” Amri (Pre-Harappa) – an archaeological site dating back to 3600 BC, 110 km from the city, is the remains of a pre-Harrapan fortified town.
” Al-manzar – a restaurant at the banks of the Indus river. Here like any other riverside restaurant Palla fish ( local delicacy) is served with spices and hundreds flock to share its taste and environ.
” Rani Bagh – formerly a zoo named after the majestic elephant Rani, now serves as a theme park.
” Cubbas or the Mir tombs in Hirabad are of the former rulers of Sindh who were defeated by the British in the famous battle of Miani.
” Sabzazar is a famous restaurant of Hyderabad but open only in the evenings. It now has a sister restaurant called Al Aliyo open during the day time owned by the same management.
” Pacco Qilo and the Kachha Qila – forts, where kachha means weak.
” Sindh Museum.
” Institute of Sindhology Museum.
” New Hyderabad City – a well known private development area in the outskirts of Hyderabad, best known for its famous 12 acre park, Lake View Park, which features a man made lake and beautiful gardens. The park has become a recreational spot for the local families, specially on national holidays.
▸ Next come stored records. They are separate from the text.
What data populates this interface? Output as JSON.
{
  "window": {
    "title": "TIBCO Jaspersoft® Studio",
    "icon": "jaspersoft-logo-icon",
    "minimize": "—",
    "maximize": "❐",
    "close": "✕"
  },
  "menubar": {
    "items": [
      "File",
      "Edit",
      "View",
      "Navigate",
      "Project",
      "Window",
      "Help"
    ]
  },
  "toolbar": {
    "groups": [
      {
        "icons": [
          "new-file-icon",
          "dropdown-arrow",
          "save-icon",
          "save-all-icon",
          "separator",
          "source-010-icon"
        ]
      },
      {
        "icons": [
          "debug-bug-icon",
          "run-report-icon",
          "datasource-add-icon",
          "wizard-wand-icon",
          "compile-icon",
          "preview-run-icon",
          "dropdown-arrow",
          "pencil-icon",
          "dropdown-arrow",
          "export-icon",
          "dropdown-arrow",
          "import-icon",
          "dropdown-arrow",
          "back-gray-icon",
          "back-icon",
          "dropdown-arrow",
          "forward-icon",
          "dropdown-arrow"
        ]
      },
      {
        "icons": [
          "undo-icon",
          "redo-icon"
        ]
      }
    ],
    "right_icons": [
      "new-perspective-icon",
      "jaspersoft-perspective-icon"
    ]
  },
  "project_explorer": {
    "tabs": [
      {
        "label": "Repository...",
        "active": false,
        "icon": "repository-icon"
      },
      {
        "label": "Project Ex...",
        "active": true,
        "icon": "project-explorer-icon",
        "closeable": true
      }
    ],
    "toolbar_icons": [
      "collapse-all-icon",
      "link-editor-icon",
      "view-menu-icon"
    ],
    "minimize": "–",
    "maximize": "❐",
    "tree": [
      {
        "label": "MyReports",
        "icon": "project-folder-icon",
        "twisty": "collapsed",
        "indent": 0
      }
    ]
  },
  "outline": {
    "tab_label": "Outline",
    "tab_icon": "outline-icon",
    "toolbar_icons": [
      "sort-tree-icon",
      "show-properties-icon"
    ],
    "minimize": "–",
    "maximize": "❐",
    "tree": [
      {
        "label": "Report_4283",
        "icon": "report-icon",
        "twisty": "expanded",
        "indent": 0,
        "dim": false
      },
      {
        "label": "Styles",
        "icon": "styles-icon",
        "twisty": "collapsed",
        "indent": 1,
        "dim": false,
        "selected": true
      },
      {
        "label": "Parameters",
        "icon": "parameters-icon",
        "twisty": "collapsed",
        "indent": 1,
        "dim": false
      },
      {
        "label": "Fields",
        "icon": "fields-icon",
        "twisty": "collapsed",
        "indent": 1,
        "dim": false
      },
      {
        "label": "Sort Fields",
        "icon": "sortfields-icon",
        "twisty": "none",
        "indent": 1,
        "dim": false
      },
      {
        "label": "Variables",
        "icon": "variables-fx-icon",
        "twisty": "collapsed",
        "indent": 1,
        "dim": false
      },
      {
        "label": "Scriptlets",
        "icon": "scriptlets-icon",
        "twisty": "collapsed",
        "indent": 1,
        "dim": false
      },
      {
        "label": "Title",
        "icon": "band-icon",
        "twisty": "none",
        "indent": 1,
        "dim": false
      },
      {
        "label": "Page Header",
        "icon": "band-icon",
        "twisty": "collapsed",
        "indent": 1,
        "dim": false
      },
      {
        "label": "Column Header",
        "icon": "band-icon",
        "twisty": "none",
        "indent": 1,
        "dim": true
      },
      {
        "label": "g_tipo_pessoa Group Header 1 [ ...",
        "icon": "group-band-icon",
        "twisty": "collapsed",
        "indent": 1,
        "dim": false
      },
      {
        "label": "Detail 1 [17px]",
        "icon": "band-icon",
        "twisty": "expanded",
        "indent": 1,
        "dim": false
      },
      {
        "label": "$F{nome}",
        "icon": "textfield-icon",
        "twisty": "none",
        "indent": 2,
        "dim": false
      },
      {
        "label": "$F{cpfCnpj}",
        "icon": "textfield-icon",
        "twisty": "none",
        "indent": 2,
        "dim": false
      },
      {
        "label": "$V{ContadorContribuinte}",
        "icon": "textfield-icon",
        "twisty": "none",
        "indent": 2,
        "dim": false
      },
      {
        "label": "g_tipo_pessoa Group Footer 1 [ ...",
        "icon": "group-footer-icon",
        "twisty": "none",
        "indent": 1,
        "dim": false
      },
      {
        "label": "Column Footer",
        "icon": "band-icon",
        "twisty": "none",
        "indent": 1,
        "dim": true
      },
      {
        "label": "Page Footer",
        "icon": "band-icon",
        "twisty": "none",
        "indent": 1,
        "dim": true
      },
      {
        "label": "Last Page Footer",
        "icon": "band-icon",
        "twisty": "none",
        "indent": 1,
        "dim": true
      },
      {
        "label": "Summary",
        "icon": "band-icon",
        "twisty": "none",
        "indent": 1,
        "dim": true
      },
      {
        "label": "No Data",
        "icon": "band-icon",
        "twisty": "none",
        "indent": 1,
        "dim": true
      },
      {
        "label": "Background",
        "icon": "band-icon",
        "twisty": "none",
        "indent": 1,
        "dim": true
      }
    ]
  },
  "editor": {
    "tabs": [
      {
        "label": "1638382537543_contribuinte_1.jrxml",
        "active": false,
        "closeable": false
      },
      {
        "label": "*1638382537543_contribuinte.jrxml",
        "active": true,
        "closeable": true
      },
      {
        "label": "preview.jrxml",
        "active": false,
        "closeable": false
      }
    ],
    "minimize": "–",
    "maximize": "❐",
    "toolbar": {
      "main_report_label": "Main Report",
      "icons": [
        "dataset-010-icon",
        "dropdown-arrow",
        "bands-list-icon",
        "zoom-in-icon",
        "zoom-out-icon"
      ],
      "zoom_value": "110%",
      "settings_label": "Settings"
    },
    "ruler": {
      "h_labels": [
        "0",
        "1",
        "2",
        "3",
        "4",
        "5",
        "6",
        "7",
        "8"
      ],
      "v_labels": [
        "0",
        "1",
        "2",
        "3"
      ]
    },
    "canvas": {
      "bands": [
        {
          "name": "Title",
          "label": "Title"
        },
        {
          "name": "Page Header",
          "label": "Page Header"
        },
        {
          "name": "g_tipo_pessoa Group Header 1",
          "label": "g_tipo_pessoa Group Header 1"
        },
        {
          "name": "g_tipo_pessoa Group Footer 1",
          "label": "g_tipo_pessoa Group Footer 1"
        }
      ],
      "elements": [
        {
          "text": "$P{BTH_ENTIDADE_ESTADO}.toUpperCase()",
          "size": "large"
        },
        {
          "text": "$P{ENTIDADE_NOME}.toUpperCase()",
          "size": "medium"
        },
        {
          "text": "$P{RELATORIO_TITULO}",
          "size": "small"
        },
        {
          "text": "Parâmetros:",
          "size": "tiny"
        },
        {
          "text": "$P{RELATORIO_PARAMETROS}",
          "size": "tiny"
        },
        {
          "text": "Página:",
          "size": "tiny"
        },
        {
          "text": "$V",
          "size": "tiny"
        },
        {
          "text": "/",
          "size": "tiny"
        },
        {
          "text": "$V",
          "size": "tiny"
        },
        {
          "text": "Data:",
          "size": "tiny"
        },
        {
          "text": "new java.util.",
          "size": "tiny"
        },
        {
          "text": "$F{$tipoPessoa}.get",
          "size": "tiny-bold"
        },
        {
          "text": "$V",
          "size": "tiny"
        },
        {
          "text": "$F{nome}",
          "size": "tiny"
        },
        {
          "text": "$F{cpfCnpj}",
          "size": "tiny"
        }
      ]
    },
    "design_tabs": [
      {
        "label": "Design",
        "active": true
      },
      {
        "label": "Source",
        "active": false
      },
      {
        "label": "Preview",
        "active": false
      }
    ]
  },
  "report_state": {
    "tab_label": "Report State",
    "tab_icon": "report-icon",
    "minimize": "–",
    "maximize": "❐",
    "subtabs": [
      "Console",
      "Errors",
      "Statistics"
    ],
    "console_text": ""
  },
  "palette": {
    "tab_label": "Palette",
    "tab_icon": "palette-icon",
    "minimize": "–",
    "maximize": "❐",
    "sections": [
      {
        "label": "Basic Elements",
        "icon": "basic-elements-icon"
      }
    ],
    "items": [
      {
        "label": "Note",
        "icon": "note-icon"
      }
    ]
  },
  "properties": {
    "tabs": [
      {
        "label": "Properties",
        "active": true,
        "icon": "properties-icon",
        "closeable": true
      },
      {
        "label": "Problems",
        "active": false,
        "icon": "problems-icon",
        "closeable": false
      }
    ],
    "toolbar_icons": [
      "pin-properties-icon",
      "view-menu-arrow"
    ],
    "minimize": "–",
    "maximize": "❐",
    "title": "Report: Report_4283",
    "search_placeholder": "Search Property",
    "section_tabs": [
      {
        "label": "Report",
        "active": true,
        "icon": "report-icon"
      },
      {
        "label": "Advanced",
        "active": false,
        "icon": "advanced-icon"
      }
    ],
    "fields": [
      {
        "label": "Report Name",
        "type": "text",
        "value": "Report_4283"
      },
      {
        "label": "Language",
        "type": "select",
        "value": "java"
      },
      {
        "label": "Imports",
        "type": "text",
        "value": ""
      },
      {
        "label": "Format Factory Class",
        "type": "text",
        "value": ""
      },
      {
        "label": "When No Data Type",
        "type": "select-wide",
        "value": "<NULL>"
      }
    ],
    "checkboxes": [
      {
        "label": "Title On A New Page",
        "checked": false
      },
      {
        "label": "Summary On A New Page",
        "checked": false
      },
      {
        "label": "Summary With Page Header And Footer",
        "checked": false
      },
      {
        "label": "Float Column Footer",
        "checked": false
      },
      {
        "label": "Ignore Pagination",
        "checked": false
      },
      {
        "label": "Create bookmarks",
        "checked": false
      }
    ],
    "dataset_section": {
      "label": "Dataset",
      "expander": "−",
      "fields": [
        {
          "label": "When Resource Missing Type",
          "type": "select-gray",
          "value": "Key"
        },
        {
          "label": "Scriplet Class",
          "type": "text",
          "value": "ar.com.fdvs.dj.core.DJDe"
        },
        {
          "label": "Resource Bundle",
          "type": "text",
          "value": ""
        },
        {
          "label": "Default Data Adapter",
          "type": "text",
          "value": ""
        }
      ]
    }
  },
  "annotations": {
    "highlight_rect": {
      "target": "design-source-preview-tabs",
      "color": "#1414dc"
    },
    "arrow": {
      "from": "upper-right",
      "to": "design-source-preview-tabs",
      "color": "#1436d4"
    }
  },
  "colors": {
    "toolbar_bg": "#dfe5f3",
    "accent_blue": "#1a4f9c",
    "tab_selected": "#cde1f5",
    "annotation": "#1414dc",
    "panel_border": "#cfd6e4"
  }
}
Hyderabad has a cricket stadium called the Niaz Stadium, with a seating capacity of 25,000 known for the first ever hatrick taken by a bowler in a one-day match in 1982. Hyderabad also has a hockey stadium.
” Jalal-ud-din of Pakistan became the first bowler to take a hatrick against Australia on 20th September, 1982 at the Niaz Stadium.
” The streets of Hyderabad were washed by perfume under the rule of the Mughals.
” The lowest Hyderabad ever achieved in temperature is 2°C.